Expressing displeasure over the judicial process in the country, he said, “The country is left with no rule of law, which comes with speedy justice. There is a huge pendency of cases in different courts of the country but cases are being disposed of at a snail’s pace.”
According to Legal Service India.com, over 30 million (3 crore) cases are pending before different courts in the country and it would take at least 300 years to clear the backlog if the justice delivery system is not overhauled. The Supreme Court, according its website, had 61,300 pending cases as on 1 March 2015. The pendency in lower courts and 24 high courts stood at a whopping 2.6 crore and 44.5 lakh (10,23,739 criminal and 34,32,439 civil cases) respectively till the end of 2013, says a PTI report.
Former judges say the huge backlog is the result of a combination of factors like delay in police investigation, unwarranted adjournments, poor judge-population ratio, shortage of judicial professionals, lack of infrastructure, ineffective and weak alternative dispute resolution mechanism, the gap between the allocated and actual working strength of judges and work culture of the bench among others.
“How do you expect speedy trial and justice delivery in a country where judge-population ratio is 13.5 to 10 lakh? There are 150 judges for the same population in the United States. European countries too have over 100 judges for the same number of people,” said Justice Khare.

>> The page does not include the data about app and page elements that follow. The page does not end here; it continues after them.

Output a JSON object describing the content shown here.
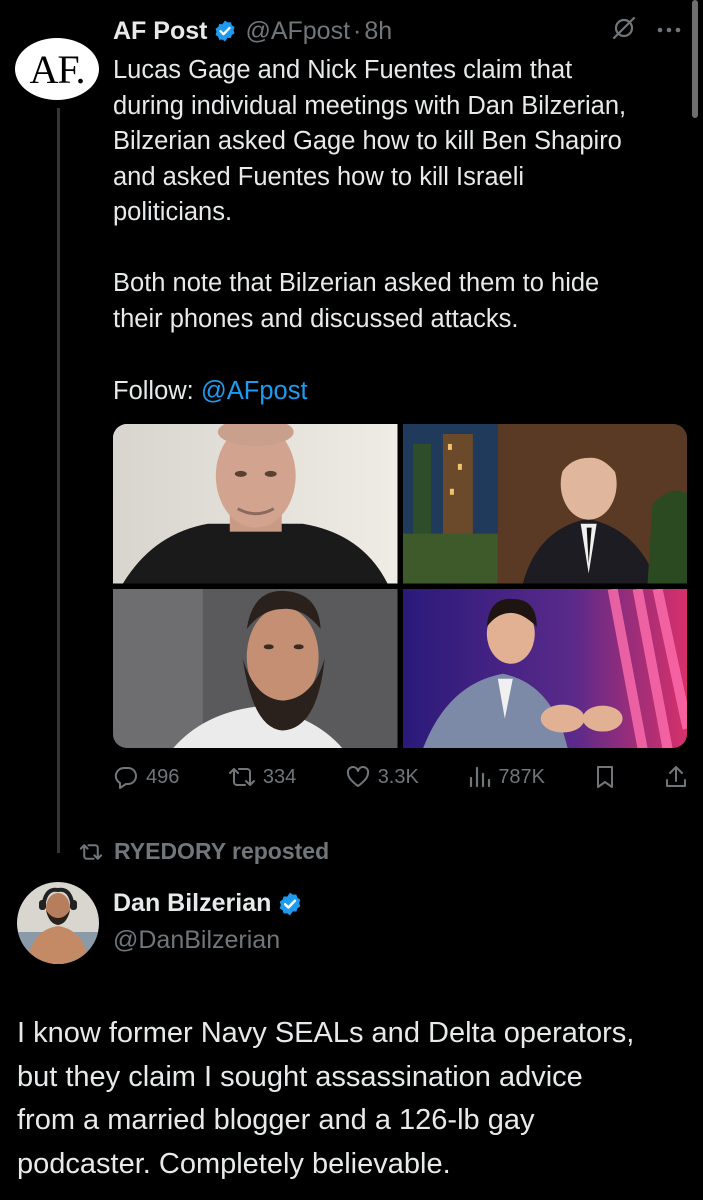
{
  "af_post": {
    "avatar_text": "AF.",
    "name": "AF Post",
    "handle": "@AFpost",
    "separator": "·",
    "time": "8h",
    "body": "Lucas Gage and Nick Fuentes claim that\nduring individual meetings with Dan Bilzerian,\nBilzerian asked Gage how to kill Ben Shapiro\nand asked Fuentes how to kill Israeli\npoliticians.\n\nBoth note that Bilzerian asked them to hide\ntheir phones and discussed attacks.",
    "follow_prefix": "Follow: ",
    "follow_link": "@AFpost",
    "media": [
      {
        "desc": "man-in-black-tshirt"
      },
      {
        "desc": "man-in-suit-city-backdrop"
      },
      {
        "desc": "bearded-man"
      },
      {
        "desc": "speaker-on-stage"
      }
    ],
    "stats": {
      "replies": "496",
      "reposts": "334",
      "likes": "3.3K",
      "views": "787K"
    }
  },
  "repost": {
    "label": "RYEDORY reposted"
  },
  "dan_post": {
    "name": "Dan Bilzerian",
    "handle": "@DanBilzerian",
    "body": "I know former Navy SEALs and Delta operators,\nbut they claim I sought assassination advice\nfrom a married blogger and a 126-lb gay\npodcaster. Completely believable."
  },
  "colors": {
    "background": "#000000",
    "text": "#e7e9ea",
    "muted": "#71767b",
    "accent": "#1d9bf0"
  }
}
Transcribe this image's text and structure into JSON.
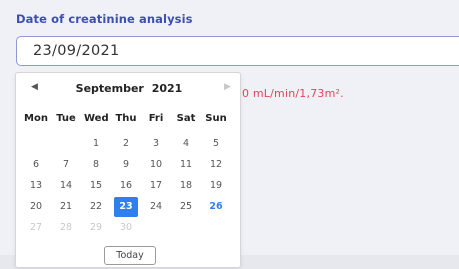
{
  "field": {
    "label": "Date of creatinine analysis",
    "value": "23/09/2021"
  },
  "error_text": "0 mL/min/1,73m².",
  "calendar": {
    "prev_icon": "◀",
    "next_icon": "▶",
    "month": "September",
    "year": "2021",
    "weekdays": [
      "Mon",
      "Tue",
      "Wed",
      "Thu",
      "Fri",
      "Sat",
      "Sun"
    ],
    "weeks": [
      [
        {
          "day": "",
          "state": "empty"
        },
        {
          "day": "",
          "state": "empty"
        },
        {
          "day": "1",
          "state": "normal"
        },
        {
          "day": "2",
          "state": "normal"
        },
        {
          "day": "3",
          "state": "normal"
        },
        {
          "day": "4",
          "state": "normal"
        },
        {
          "day": "5",
          "state": "normal"
        }
      ],
      [
        {
          "day": "6",
          "state": "normal"
        },
        {
          "day": "7",
          "state": "normal"
        },
        {
          "day": "8",
          "state": "normal"
        },
        {
          "day": "9",
          "state": "normal"
        },
        {
          "day": "10",
          "state": "normal"
        },
        {
          "day": "11",
          "state": "normal"
        },
        {
          "day": "12",
          "state": "normal"
        }
      ],
      [
        {
          "day": "13",
          "state": "normal"
        },
        {
          "day": "14",
          "state": "normal"
        },
        {
          "day": "15",
          "state": "normal"
        },
        {
          "day": "16",
          "state": "normal"
        },
        {
          "day": "17",
          "state": "normal"
        },
        {
          "day": "18",
          "state": "normal"
        },
        {
          "day": "19",
          "state": "normal"
        }
      ],
      [
        {
          "day": "20",
          "state": "normal"
        },
        {
          "day": "21",
          "state": "normal"
        },
        {
          "day": "22",
          "state": "normal"
        },
        {
          "day": "23",
          "state": "selected"
        },
        {
          "day": "24",
          "state": "normal"
        },
        {
          "day": "25",
          "state": "normal"
        },
        {
          "day": "26",
          "state": "today"
        }
      ],
      [
        {
          "day": "27",
          "state": "outside"
        },
        {
          "day": "28",
          "state": "outside"
        },
        {
          "day": "29",
          "state": "outside"
        },
        {
          "day": "30",
          "state": "outside"
        },
        {
          "day": "",
          "state": "empty"
        },
        {
          "day": "",
          "state": "empty"
        },
        {
          "day": "",
          "state": "empty"
        }
      ]
    ],
    "today_label": "Today"
  },
  "colors": {
    "label": "#3d4fb5",
    "error": "#e0445c",
    "selected_bg": "#2f80ed",
    "today_text": "#2f80ed"
  }
}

Both the former judges emphasized on ‘alternate dispute resolution mechanism’, including Lok Adalats, to bring down the number of pending cases.

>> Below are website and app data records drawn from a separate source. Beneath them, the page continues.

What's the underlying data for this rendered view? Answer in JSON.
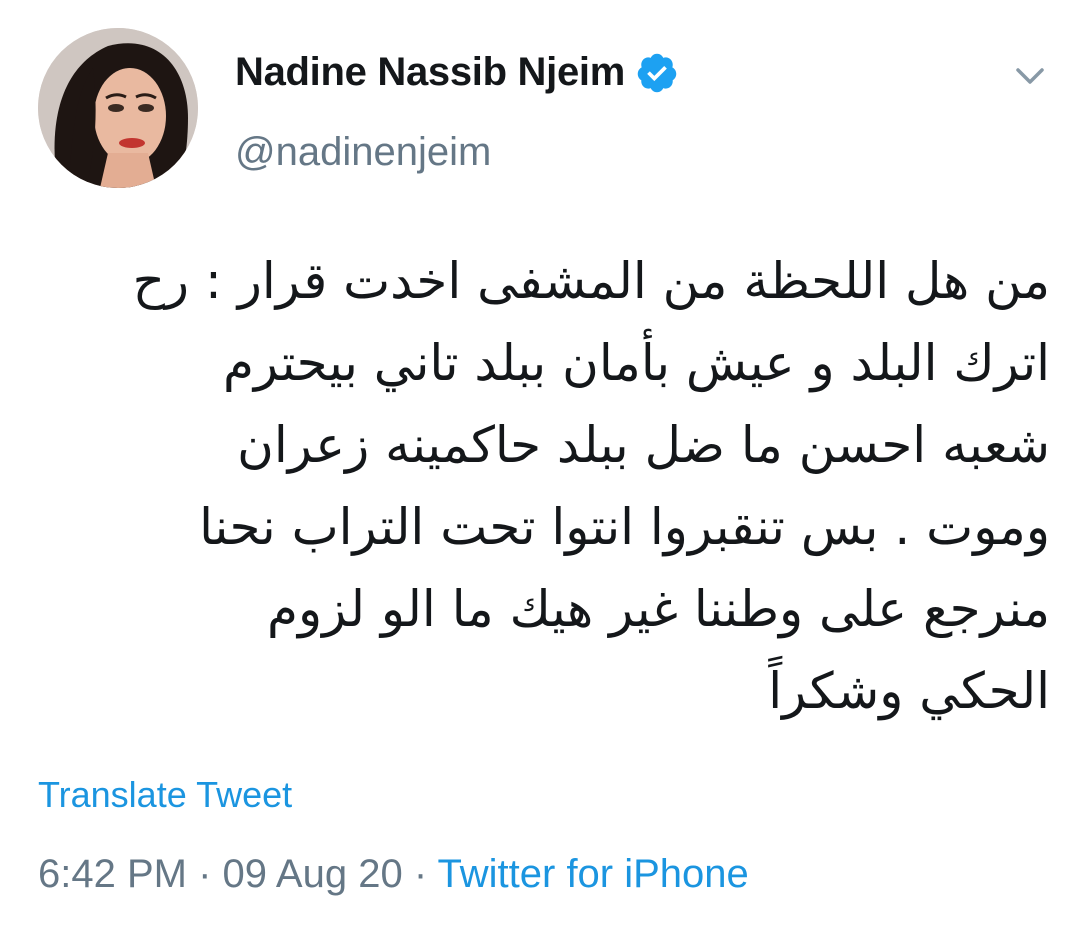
{
  "author": {
    "name": "Nadine Nassib Njeim",
    "handle": "@nadinenjeim",
    "verified": true
  },
  "tweet": {
    "lines": [
      "من هل اللحظة من المشفى اخدت قرار : رح",
      "اترك البلد و عيش بأمان ببلد تاني بيحترم",
      "شعبه احسن ما ضل ببلد حاكمينه زعران",
      "وموت . بس تنقبروا انتوا تحت التراب نحنا",
      "منرجع على وطننا غير هيك ما الو لزوم",
      "الحكي وشكراً"
    ]
  },
  "translate_label": "Translate Tweet",
  "meta": {
    "time": "6:42 PM",
    "separator_1": " · ",
    "date": "09 Aug 20",
    "separator_2": " · ",
    "source": "Twitter for iPhone"
  },
  "icons": {
    "verified": "verified-badge-icon",
    "menu": "chevron-down-icon"
  },
  "colors": {
    "accent": "#1b95e0",
    "verified": "#1da1f2",
    "secondary_text": "#657786",
    "primary_text": "#14171a"
  }
}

Are fast-track courts a solution? Veteran lawyer KC Mittal, who was president of the Delhi High Court Bar Association, said no. “As far as the delay in trial and disposal of cases is concerned, there are many bottlenecks. Nobody wants to focus on real issues causes of delays but as and when there is a public hue and cry, everyone finds an easy solution in talking about fast-track courts. This measure won’t help. We need to address the real issues. Why should the police take time in completion of investigations? It is basically lethargy of the probe agency because of which investigations are delayed,” he said.

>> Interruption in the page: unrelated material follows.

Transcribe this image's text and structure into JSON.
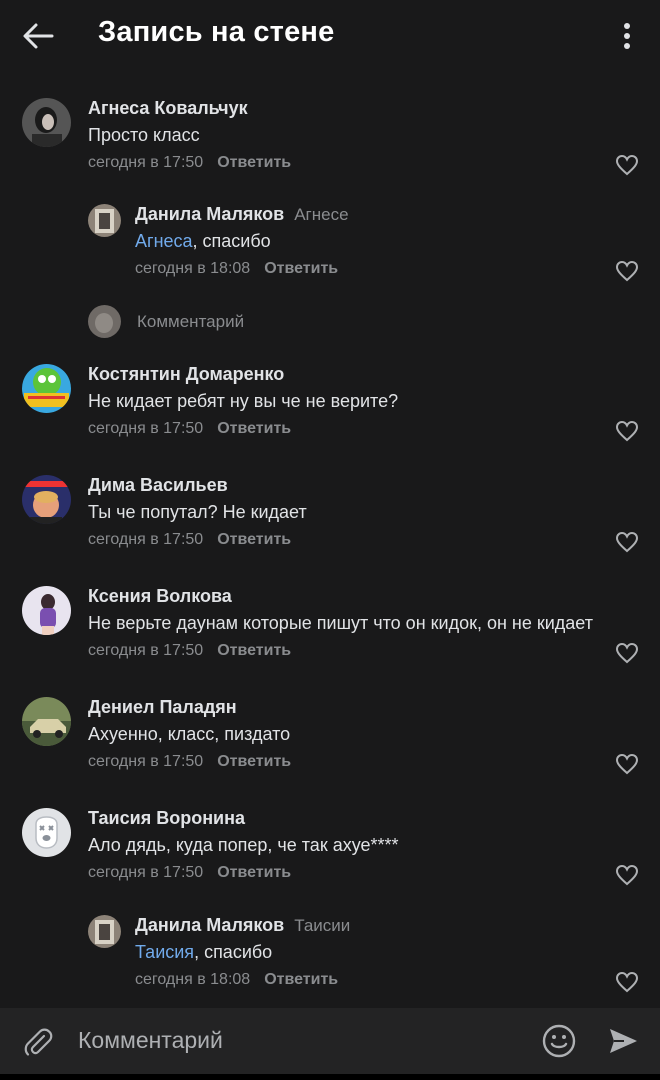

Giving reasons why the number of cases pending in different court of laws is on the rise, Mittal said nobody applies mind whether cases are fit for trial or not. “When the matter comes to the court, there is no proper scrutiny at any stage and proceedings keep going on.” Therefore, he added, the time has come where the whole system must be remapped.
“While pronouncing a judgement, no court gives reasons why and how the conclusion of the matter got delayed and who was responsible for it – the police, prosecution or the accused. If anyone is not honestly and diligently pursuing the case, his or her responsibility should be fixed and court must make observation proposing action against them if any,” he added.
Advocate Naushad Khan, additional standing counsel of the Delhi government for High Court, feels extensive use of scientific methodology may prove a milestone in shortening the time taken in a probes and disposal of cases. He also feels that no protection for prime witnesses is also a factor which causes delay in disposal of cases.
Published Date: May 08, 2015 03:42 pm | Updated Date: May 08, 2015 03:43 pm